_What you need to do:_ If a record contains an image, leave the image out and repeat everything else exactly.

── Dataset records ──

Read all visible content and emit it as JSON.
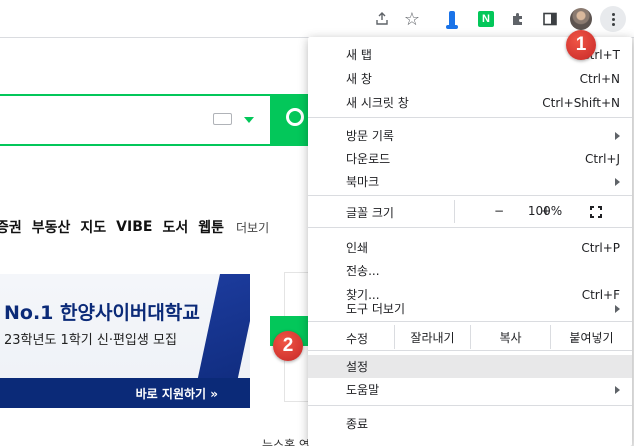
{
  "toolbar": {
    "extensions": [
      "share-icon",
      "star-icon",
      "blue-extension-icon",
      "naver-extension-icon",
      "puzzle-icon",
      "side-panel-icon",
      "avatar",
      "more-vert-icon"
    ],
    "naver_badge_letter": "N"
  },
  "page": {
    "nav_items": [
      "증권",
      "부동산",
      "지도",
      "VIBE",
      "도서",
      "웹툰"
    ],
    "nav_more": "더보기",
    "banner": {
      "title": "No.1 한양사이버대학교",
      "subtitle": "23학년도 1학기 신·편입생 모집",
      "apply": "바로 지원하기 »"
    },
    "bottom_row": "뉴스홈  연예  스포츠  경제"
  },
  "menu": {
    "new_tab": "새 탭",
    "new_tab_shortcut": "Ctrl+T",
    "new_window": "새 창",
    "new_window_shortcut": "Ctrl+N",
    "incognito": "새 시크릿 창",
    "incognito_shortcut": "Ctrl+Shift+N",
    "history": "방문 기록",
    "downloads": "다운로드",
    "downloads_shortcut": "Ctrl+J",
    "bookmarks": "북마크",
    "zoom_label": "글꼴 크기",
    "zoom_minus": "−",
    "zoom_value": "100%",
    "zoom_plus": "+",
    "print": "인쇄",
    "print_shortcut": "Ctrl+P",
    "cast": "전송...",
    "find": "찾기...",
    "find_shortcut": "Ctrl+F",
    "more_tools": "도구 더보기",
    "edit_label": "수정",
    "cut": "잘라내기",
    "copy": "복사",
    "paste": "붙여넣기",
    "settings": "설정",
    "help": "도움말",
    "exit": "종료"
  },
  "annotations": {
    "badge_1": "1",
    "badge_2": "2"
  }
}
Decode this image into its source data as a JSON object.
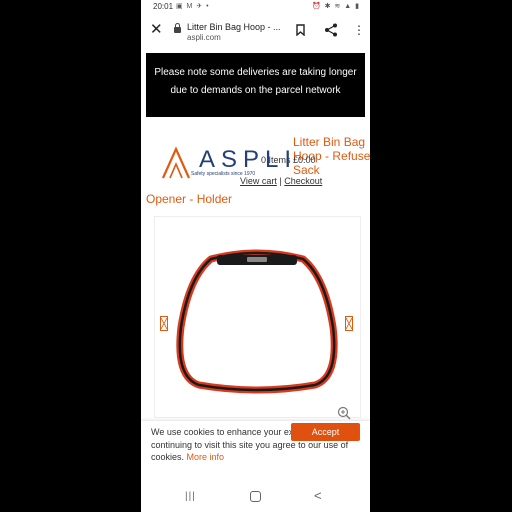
{
  "status_bar": {
    "time": "20:01",
    "left_icons": "▣ M ✈ •",
    "right_icons": "⏰ ✱ ≋ ▲ ▮"
  },
  "tab_bar": {
    "title": "Litter Bin Bag Hoop - ...",
    "url": "aspli.com",
    "close_glyph": "✕",
    "menu_glyph": "⋮"
  },
  "notice": {
    "text": "Please note some deliveries are taking longer due to demands on the parcel network"
  },
  "header": {
    "logo_word": "ASPLI",
    "logo_tagline": "Safety specialists since 1970",
    "cart_items": "0 Items £0.00",
    "view_cart": "View cart",
    "separator": "|",
    "checkout": "Checkout"
  },
  "product": {
    "title_part1": "Litter Bin Bag Hoop - Refuse Sack",
    "title_part2": "Opener - Holder"
  },
  "cookie": {
    "text": "We use cookies to enhance your experience. By continuing to visit this site you agree to our use of cookies.",
    "more_info": "More info",
    "accept_label": "Accept"
  },
  "navbar": {
    "recent_glyph": "|||",
    "back_glyph": "<"
  },
  "colors": {
    "brand_orange": "#e05a10",
    "logo_blue": "#23407a",
    "hoop_red": "#d93a1e"
  }
}
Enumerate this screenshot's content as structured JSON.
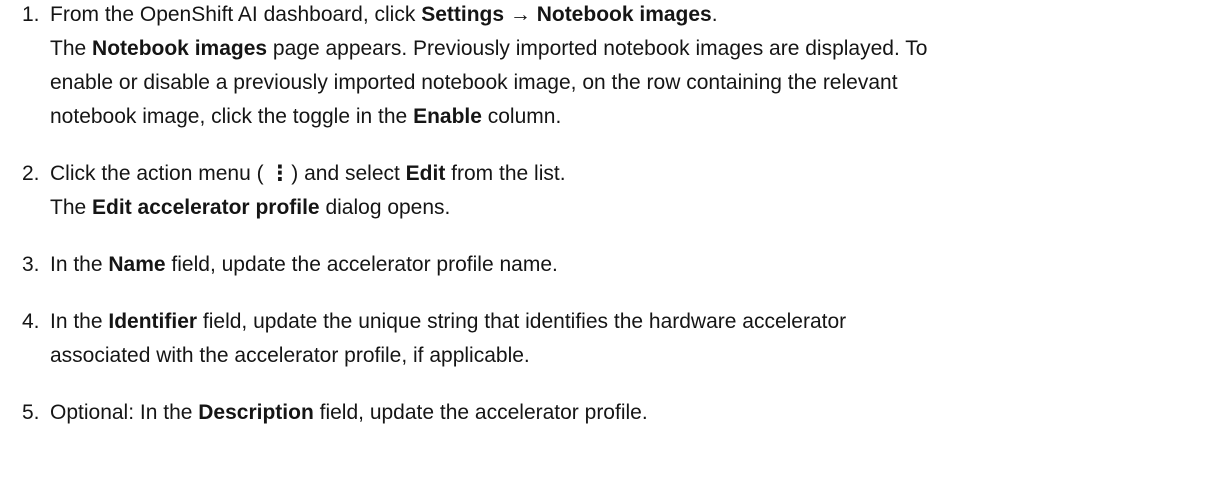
{
  "steps": [
    {
      "number": "1.",
      "lines": [
        [
          {
            "t": "From the OpenShift AI dashboard, click "
          },
          {
            "t": "Settings → Notebook images",
            "b": true
          },
          {
            "t": "."
          }
        ],
        [
          {
            "t": "The "
          },
          {
            "t": "Notebook images",
            "b": true
          },
          {
            "t": " page appears. Previously imported notebook images are displayed. To"
          }
        ],
        [
          {
            "t": "enable or disable a previously imported notebook image, on the row containing the relevant"
          }
        ],
        [
          {
            "t": "notebook image, click the toggle in the "
          },
          {
            "t": "Enable",
            "b": true
          },
          {
            "t": " column."
          }
        ]
      ]
    },
    {
      "number": "2.",
      "lines": [
        [
          {
            "t": "Click the action menu ( "
          },
          {
            "t": "⋮",
            "icon": "kebab-icon"
          },
          {
            "t": " ) and select "
          },
          {
            "t": "Edit",
            "b": true
          },
          {
            "t": " from the list."
          }
        ],
        [
          {
            "t": "The "
          },
          {
            "t": "Edit accelerator profile",
            "b": true
          },
          {
            "t": " dialog opens."
          }
        ]
      ]
    },
    {
      "number": "3.",
      "lines": [
        [
          {
            "t": "In the "
          },
          {
            "t": "Name",
            "b": true
          },
          {
            "t": " field, update the accelerator profile name."
          }
        ]
      ]
    },
    {
      "number": "4.",
      "lines": [
        [
          {
            "t": "In the "
          },
          {
            "t": "Identifier",
            "b": true
          },
          {
            "t": " field, update the unique string that identifies the hardware accelerator"
          }
        ],
        [
          {
            "t": "associated with the accelerator profile, if applicable."
          }
        ]
      ]
    },
    {
      "number": "5.",
      "lines": [
        [
          {
            "t": "Optional: In the "
          },
          {
            "t": "Description",
            "b": true
          },
          {
            "t": " field, update the accelerator profile."
          }
        ]
      ]
    }
  ]
}
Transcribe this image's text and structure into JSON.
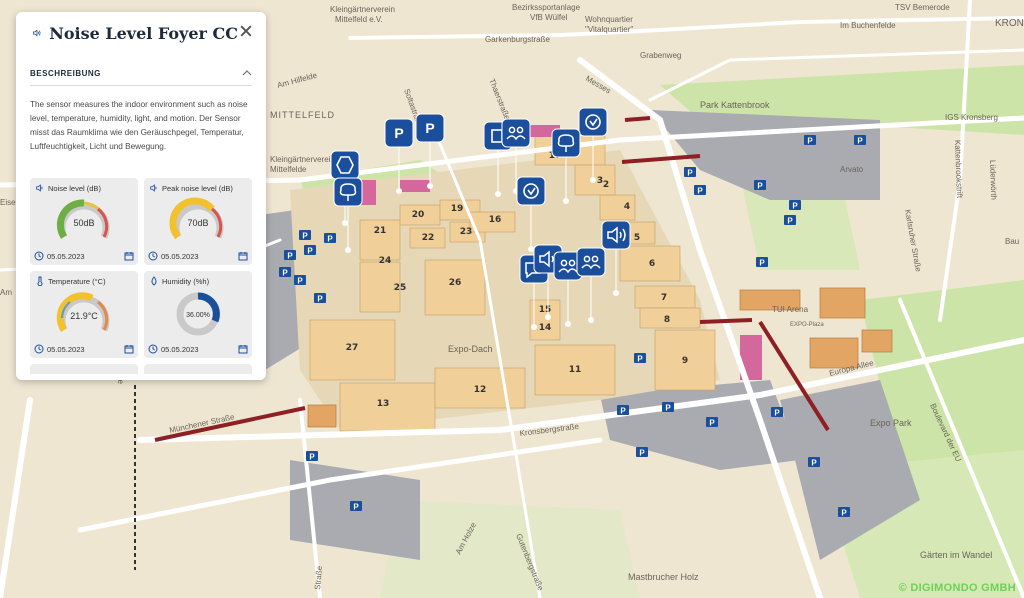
{
  "panel": {
    "title": "Noise Level Foyer CC",
    "section_label": "BESCHREIBUNG",
    "description": "The sensor measures the indoor environment such as noise level, temperature, humidity, light, and motion. Der Sensor misst das Raumklima wie den Geräuschpegel, Temperatur, Luftfeuchtigkeit, Licht und Bewegung.",
    "cards": [
      {
        "title": "Noise level (dB)",
        "value": "50dB",
        "date": "05.05.2023",
        "level": 0.5
      },
      {
        "title": "Peak noise level (dB)",
        "value": "70dB",
        "date": "05.05.2023",
        "level": 0.7
      },
      {
        "title": "Temperature (°C)",
        "value": "21.9°C",
        "date": "05.05.2023",
        "level": 0.55
      },
      {
        "title": "Humidity (%h)",
        "value": "36.00%",
        "date": "05.05.2023",
        "level": 0.36
      }
    ]
  },
  "map": {
    "streets": [
      "Garkenburgstraße",
      "Am Hilfelde",
      "Thaerstraße",
      "Messes",
      "Grabenweg",
      "Im Buchenfelde",
      "Kattenbrookstrift",
      "Lüderwörth",
      "Karlsruher Straße",
      "Münchener Straße",
      "Kronsbergstraße",
      "Boulevard der EU",
      "Am Holze",
      "Gutenbergstraße",
      "Straße",
      "Expo-Plaza",
      "Europa Allee"
    ],
    "places": [
      "MITTELFELD",
      "Kleingärtnerverein Mittelfeld e.V.",
      "Bezirkssportanlage VfB Wülfel",
      "Wohnquartier \"Vitalquartier\"",
      "TSV Bemerode",
      "KRON",
      "Park Kattenbrook",
      "IGS Kronsberg",
      "Arvato",
      "Expo-Dach",
      "Expo Park",
      "Gärten im Wandel",
      "Mastbrucher Holz",
      "TUI Arena",
      "Bau",
      "Kleingärtnerverein Mittelfelde",
      "Eise",
      "Am"
    ],
    "halls": [
      "2",
      "3",
      "4",
      "5",
      "6",
      "7",
      "8",
      "9",
      "11",
      "12",
      "13",
      "14",
      "15",
      "16",
      "17",
      "19",
      "20",
      "21",
      "22",
      "23",
      "24",
      "25",
      "26",
      "27"
    ]
  },
  "copyright": "© DIGIMONDO GMBH",
  "colors": {
    "pin": "#1b4f9c",
    "panel_bg": "#ffffff",
    "hall": "#f1cf98",
    "green": "#c9e0a4",
    "parking": "#a4a6ab",
    "accent_line": "#8e1f24",
    "pink": "#d4679b",
    "orange": "#e2a564"
  }
}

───

_Solution for this exercise:_
Read all visible content and emit it as JSON.
{
  "toolbar": {
    "extensions": [
      "share-icon",
      "star-icon",
      "blue-extension-icon",
      "naver-extension-icon",
      "puzzle-icon",
      "side-panel-icon",
      "avatar",
      "more-vert-icon"
    ],
    "naver_badge_letter": "N"
  },
  "page": {
    "nav_items": [
      "증권",
      "부동산",
      "지도",
      "VIBE",
      "도서",
      "웹툰"
    ],
    "nav_more": "더보기",
    "banner": {
      "title": "No.1 한양사이버대학교",
      "subtitle": "23학년도 1학기 신·편입생 모집",
      "apply": "바로 지원하기 »"
    },
    "bottom_row": "뉴스홈  연예  스포츠  경제"
  },
  "menu": {
    "new_tab": "새 탭",
    "new_tab_shortcut": "Ctrl+T",
    "new_window": "새 창",
    "new_window_shortcut": "Ctrl+N",
    "incognito": "새 시크릿 창",
    "incognito_shortcut": "Ctrl+Shift+N",
    "history": "방문 기록",
    "downloads": "다운로드",
    "downloads_shortcut": "Ctrl+J",
    "bookmarks": "북마크",
    "zoom_label": "글꼴 크기",
    "zoom_minus": "−",
    "zoom_value": "100%",
    "zoom_plus": "+",
    "print": "인쇄",
    "print_shortcut": "Ctrl+P",
    "cast": "전송...",
    "find": "찾기...",
    "find_shortcut": "Ctrl+F",
    "more_tools": "도구 더보기",
    "edit_label": "수정",
    "cut": "잘라내기",
    "copy": "복사",
    "paste": "붙여넣기",
    "settings": "설정",
    "help": "도움말",
    "exit": "종료"
  },
  "annotations": {
    "badge_1": "1",
    "badge_2": "2"
  }
}
Decode this image into its source data as a JSON object.
{
  "status_bar": {
    "time": "20:01",
    "left_icons": "▣ M ✈ •",
    "right_icons": "⏰ ✱ ≋ ▲ ▮"
  },
  "tab_bar": {
    "title": "Litter Bin Bag Hoop - ...",
    "url": "aspli.com",
    "close_glyph": "✕",
    "menu_glyph": "⋮"
  },
  "notice": {
    "text": "Please note some deliveries are taking longer due to demands on the parcel network"
  },
  "header": {
    "logo_word": "ASPLI",
    "logo_tagline": "Safety specialists since 1970",
    "cart_items": "0 Items £0.00",
    "view_cart": "View cart",
    "separator": "|",
    "checkout": "Checkout"
  },
  "product": {
    "title_part1": "Litter Bin Bag Hoop - Refuse Sack",
    "title_part2": "Opener - Holder"
  },
  "cookie": {
    "text": "We use cookies to enhance your experience. By continuing to visit this site you agree to our use of cookies.",
    "more_info": "More info",
    "accept_label": "Accept"
  },
  "navbar": {
    "recent_glyph": "|||",
    "back_glyph": "<"
  },
  "colors": {
    "brand_orange": "#e05a10",
    "logo_blue": "#23407a",
    "hoop_red": "#d93a1e"
  }
}
Enumerate this screenshot's content as structured JSON.
{
  "steps": [
    {
      "number": "1.",
      "lines": [
        [
          {
            "t": "From the OpenShift AI dashboard, click "
          },
          {
            "t": "Settings → Notebook images",
            "b": true
          },
          {
            "t": "."
          }
        ],
        [
          {
            "t": "The "
          },
          {
            "t": "Notebook images",
            "b": true
          },
          {
            "t": " page appears. Previously imported notebook images are displayed. To"
          }
        ],
        [
          {
            "t": "enable or disable a previously imported notebook image, on the row containing the relevant"
          }
        ],
        [
          {
            "t": "notebook image, click the toggle in the "
          },
          {
            "t": "Enable",
            "b": true
          },
          {
            "t": " column."
          }
        ]
      ]
    },
    {
      "number": "2.",
      "lines": [
        [
          {
            "t": "Click the action menu ( "
          },
          {
            "t": "⋮",
            "icon": "kebab-icon"
          },
          {
            "t": " ) and select "
          },
          {
            "t": "Edit",
            "b": true
          },
          {
            "t": " from the list."
          }
        ],
        [
          {
            "t": "The "
          },
          {
            "t": "Edit accelerator profile",
            "b": true
          },
          {
            "t": " dialog opens."
          }
        ]
      ]
    },
    {
      "number": "3.",
      "lines": [
        [
          {
            "t": "In the "
          },
          {
            "t": "Name",
            "b": true
          },
          {
            "t": " field, update the accelerator profile name."
          }
        ]
      ]
    },
    {
      "number": "4.",
      "lines": [
        [
          {
            "t": "In the "
          },
          {
            "t": "Identifier",
            "b": true
          },
          {
            "t": " field, update the unique string that identifies the hardware accelerator"
          }
        ],
        [
          {
            "t": "associated with the accelerator profile, if applicable."
          }
        ]
      ]
    },
    {
      "number": "5.",
      "lines": [
        [
          {
            "t": "Optional: In the "
          },
          {
            "t": "Description",
            "b": true
          },
          {
            "t": " field, update the accelerator profile."
          }
        ]
      ]
    }
  ]
}
Transcribe this image's text and structure into JSON.
{
  "panel": {
    "title": "Noise Level Foyer CC",
    "section_label": "BESCHREIBUNG",
    "description": "The sensor measures the indoor environment such as noise level, temperature, humidity, light, and motion. Der Sensor misst das Raumklima wie den Geräuschpegel, Temperatur, Luftfeuchtigkeit, Licht und Bewegung.",
    "cards": [
      {
        "title": "Noise level (dB)",
        "value": "50dB",
        "date": "05.05.2023",
        "level": 0.5
      },
      {
        "title": "Peak noise level (dB)",
        "value": "70dB",
        "date": "05.05.2023",
        "level": 0.7
      },
      {
        "title": "Temperature (°C)",
        "value": "21.9°C",
        "date": "05.05.2023",
        "level": 0.55
      },
      {
        "title": "Humidity (%h)",
        "value": "36.00%",
        "date": "05.05.2023",
        "level": 0.36
      }
    ]
  },
  "map": {
    "streets": [
      "Garkenburgstraße",
      "Am Hilfelde",
      "Thaerstraße",
      "Messes",
      "Grabenweg",
      "Im Buchenfelde",
      "Kattenbrookstrift",
      "Lüderwörth",
      "Karlsruher Straße",
      "Münchener Straße",
      "Kronsbergstraße",
      "Boulevard der EU",
      "Am Holze",
      "Gutenbergstraße",
      "Straße",
      "Expo-Plaza",
      "Europa Allee"
    ],
    "places": [
      "MITTELFELD",
      "Kleingärtnerverein Mittelfeld e.V.",
      "Bezirkssportanlage VfB Wülfel",
      "Wohnquartier \"Vitalquartier\"",
      "TSV Bemerode",
      "KRON",
      "Park Kattenbrook",
      "IGS Kronsberg",
      "Arvato",
      "Expo-Dach",
      "Expo Park",
      "Gärten im Wandel",
      "Mastbrucher Holz",
      "TUI Arena",
      "Bau",
      "Kleingärtnerverein Mittelfelde",
      "Eise",
      "Am"
    ],
    "halls": [
      "2",
      "3",
      "4",
      "5",
      "6",
      "7",
      "8",
      "9",
      "11",
      "12",
      "13",
      "14",
      "15",
      "16",
      "17",
      "19",
      "20",
      "21",
      "22",
      "23",
      "24",
      "25",
      "26",
      "27"
    ]
  },
  "copyright": "© DIGIMONDO GMBH",
  "colors": {
    "pin": "#1b4f9c",
    "panel_bg": "#ffffff",
    "hall": "#f1cf98",
    "green": "#c9e0a4",
    "parking": "#a4a6ab",
    "accent_line": "#8e1f24",
    "pink": "#d4679b",
    "orange": "#e2a564"
  }
}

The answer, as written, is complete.